Talking about the recent series of Bake Off and Peter's win, Nadiya says, "He's in for quite a ride. It is such a bizarre experience because there is a naivety to filming something like that because you are so immersed and focused on baking you forget that there are millions of people watching you. You walk out and you think, 'How do they know me?' But he will love it. It's great."
Tim Peake, talking about his autobiography Limitless, says: "It's really the journey from young boy to astronaut. I feel a bit of a fraud because as a boy I had no ambitions at all of wanting to be an astronaut - I was obsessed with being a pilot."
Asked by Gary if he was scared going into space, Tim says, "There is always a thought at the back of my mind that I am rolling the dice, but the overriding feeling is of adrenalin fuelled excitement." Adding, "Walking in space feels incredibly exposed and the danger is palpable out there."
Answering another of Gary's questions on whether he would do it again, Tim says, "I'd love to - absolutely. In fact, we are all slated for a second mission between now and 2024. I'm waiting by the phone!"
Revealing he once thought he saw UFOs, he says, "Space is very black and one day I was looking out and there were three lights moving in formation and then there was a fourth. We were perplexed until we realised that what we thought were the far away lights of alien spaceships, were actually very close small droplets. What was happening was liquid leaking out of a Russian probe vehicle, crystallising instantly and reflecting the light. What we were seeing was Russian urine!"
Richard Osman, talking about the success of his debut novel The Thursday Murder Club, says: "I'm very chuffed and surprised. It's a very British murder mystery and inspired by a lifetime of reading crime fiction. I wanted to write a book that I would love to read, and fortunately other people seem to like reading it as well, which is very nice."
Asked about Steven Spielberg picking up the film rights, he says, "I genuinely thought 'What if this isn't any good?' so I wrote it in secret and didn't tell anyone, so the fact that Spielberg, who doesn't watch Pointless or know who I am, read it and said that he loved the characters and loved the story gave me a huge amount of confidence. And, obviously I played hard to get for about nine seconds!"
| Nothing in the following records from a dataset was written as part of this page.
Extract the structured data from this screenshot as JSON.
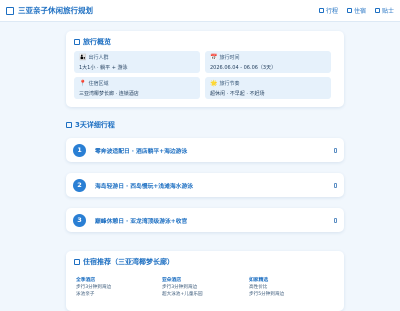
{
  "header": {
    "brand": "三亚亲子休闲旅行规划",
    "nav": [
      {
        "label": "行程"
      },
      {
        "label": "住宿"
      },
      {
        "label": "贴士"
      }
    ]
  },
  "overview": {
    "title": "旅行概览",
    "items": [
      {
        "label": "出行人群",
        "value": "1大1小 · 躺平 + 游泳",
        "icon": "🧑‍🧒"
      },
      {
        "label": "旅行时间",
        "value": "2026.06.04 - 06.06（3天）",
        "icon": "📅"
      },
      {
        "label": "住宿区域",
        "value": "三亚湾椰梦长廊 · 连锁酒店",
        "icon": "📍"
      },
      {
        "label": "旅行节奏",
        "value": "超休闲 · 不早起 · 不赶场",
        "icon": "🌟"
      }
    ]
  },
  "itinerary": {
    "title": "3天详细行程",
    "days": [
      {
        "num": "1",
        "text": "零奔波适配日 · 酒店躺平+海边游泳"
      },
      {
        "num": "2",
        "text": "海岛轻游日 · 西岛慢玩+浅滩海水游泳"
      },
      {
        "num": "3",
        "text": "巅峰休憩日 · 亚龙湾顶级游泳+收官"
      }
    ]
  },
  "hotels": {
    "title": "住宿推荐（三亚湾椰梦长廊）",
    "columns": [
      {
        "name": "全季酒店",
        "line1": "步行3分钟到海边",
        "line2": "泳池亲子"
      },
      {
        "name": "亚朵酒店",
        "line1": "步行3分钟到海边",
        "line2": "超大泳池+儿童乐园"
      },
      {
        "name": "如家精选",
        "line1": "高性价比",
        "line2": "步行5分钟到海边"
      }
    ]
  },
  "colors": {
    "accent": "#1d6fc2",
    "background": "#f1f7fd",
    "info_box": "#e6f1fb",
    "day_badge": "#2a7fd4"
  }
}
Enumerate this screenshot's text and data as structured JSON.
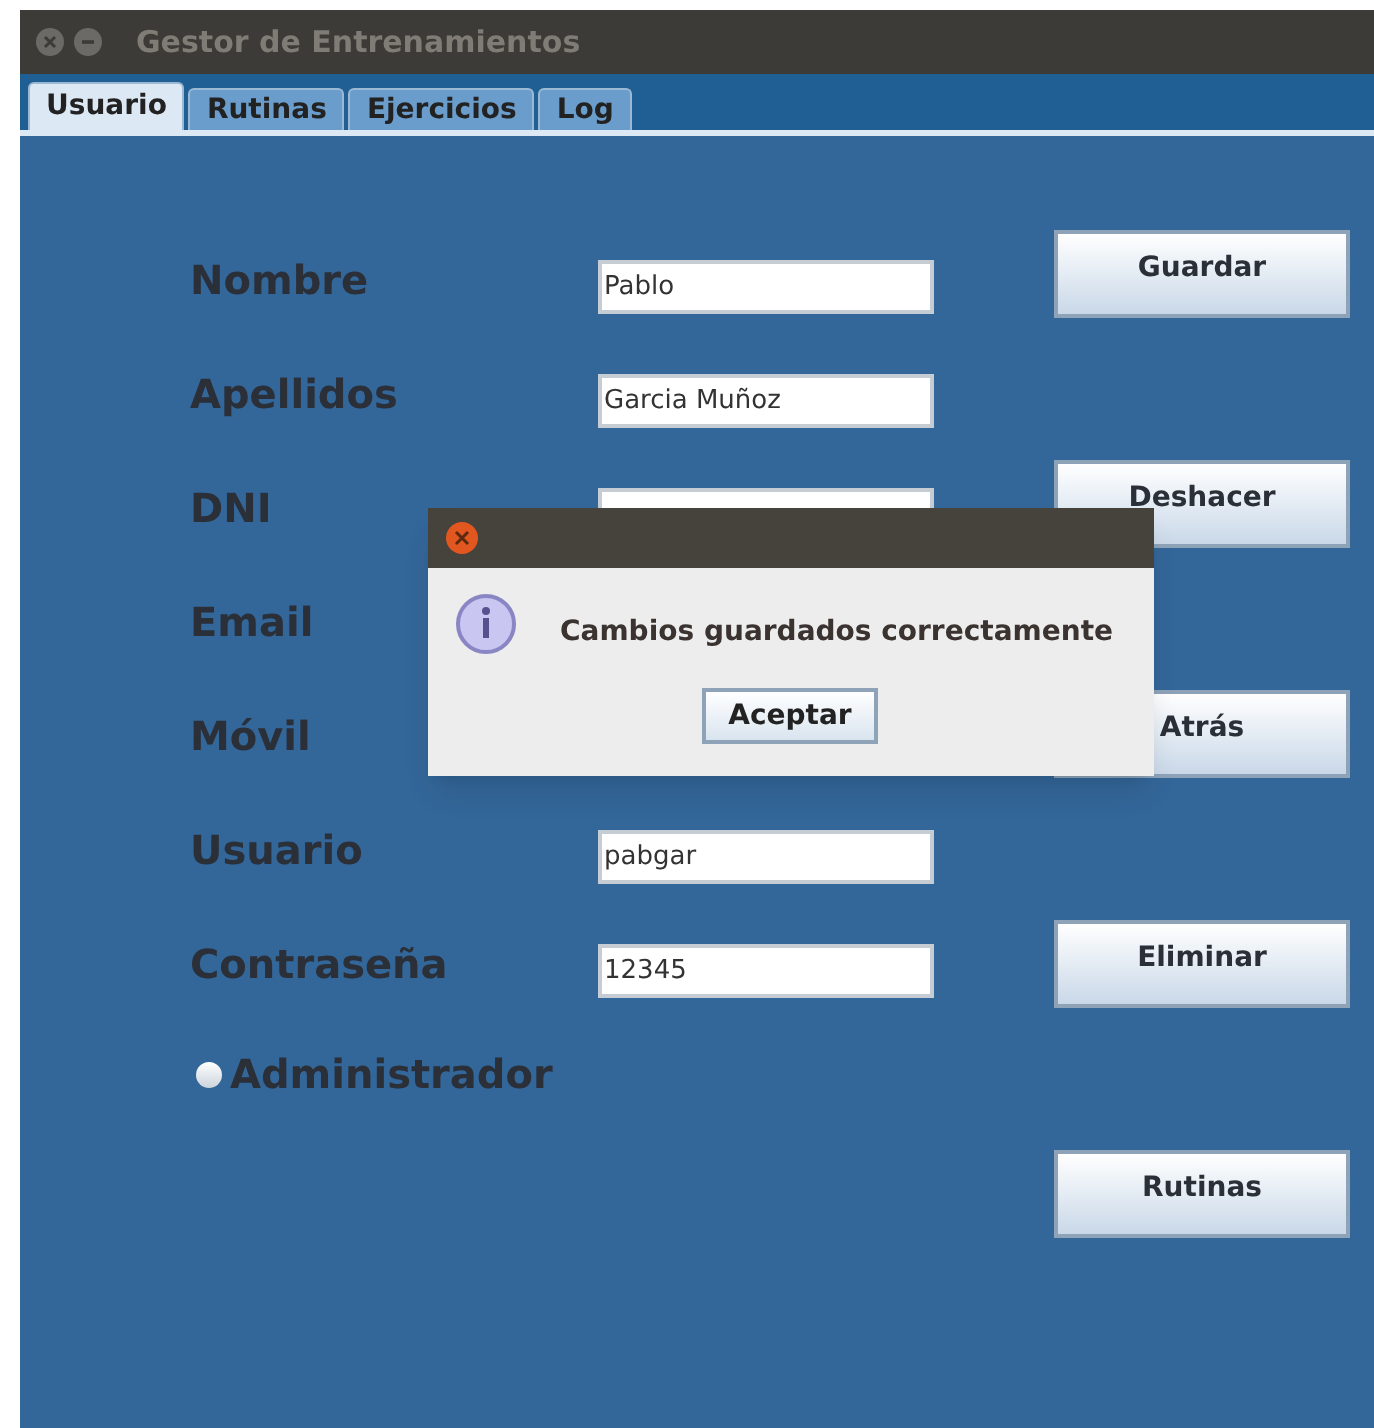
{
  "window": {
    "title": "Gestor de Entrenamientos"
  },
  "tabs": [
    {
      "label": "Usuario",
      "selected": true
    },
    {
      "label": "Rutinas",
      "selected": false
    },
    {
      "label": "Ejercicios",
      "selected": false
    },
    {
      "label": "Log",
      "selected": false
    }
  ],
  "form": [
    {
      "label": "Nombre",
      "value": "Pablo"
    },
    {
      "label": "Apellidos",
      "value": "Garcia Muñoz"
    },
    {
      "label": "DNI"
    },
    {
      "label": "Email"
    },
    {
      "label": "Móvil"
    },
    {
      "label": "Usuario",
      "value": "pabgar"
    },
    {
      "label": "Contraseña",
      "value": "12345"
    }
  ],
  "admin": {
    "label": "Administrador",
    "checked": false
  },
  "buttons": [
    "Guardar",
    "Deshacer",
    "Atrás",
    "Eliminar",
    "Rutinas"
  ],
  "dialog": {
    "message": "Cambios guardados correctamente",
    "button": "Aceptar"
  }
}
Talking about the book being published in America, he says "Because it is really very English, I thought it wouldn't sell there but they bought it. The only trouble I had was some of the terminology they didn't understand. They don't really know what Robert Dyas is, or what Sainsbury's Taste The Difference is - and the book is full of that stuff as I didn't hold back on what I know. I did have to change the description of character going for a 'slash' in the woods - it literally blew their minds. They were like, 'Have we missed a plot point here?'"
Gary performs Incredible live in the studio.
And finally, Graham pulls the lever on Richard who volunteers to sit in the Red Chair on behalf of audience members telling their funniest stories from the comfort of their own home.
- Friday 27th November 2020
- BBC One
- 45 minutes
Show past repeats
Cast & crew
|Graham Norton||Host / Presenter|
|Jon Magnusson||Series Producer|
|Graham Stuart||Executive Producer|
|Catherine Strauss||Line Producer|
|Chris Webster||Production Designer|
|Mandy Furlonger||Make-up Designer|
|Chris Rigby||Lighting Designer|
|Jonathan Whitehead (as Trellis)||Composer|
Gary Barlow talks about being able to go to Asda without anyone recognising him.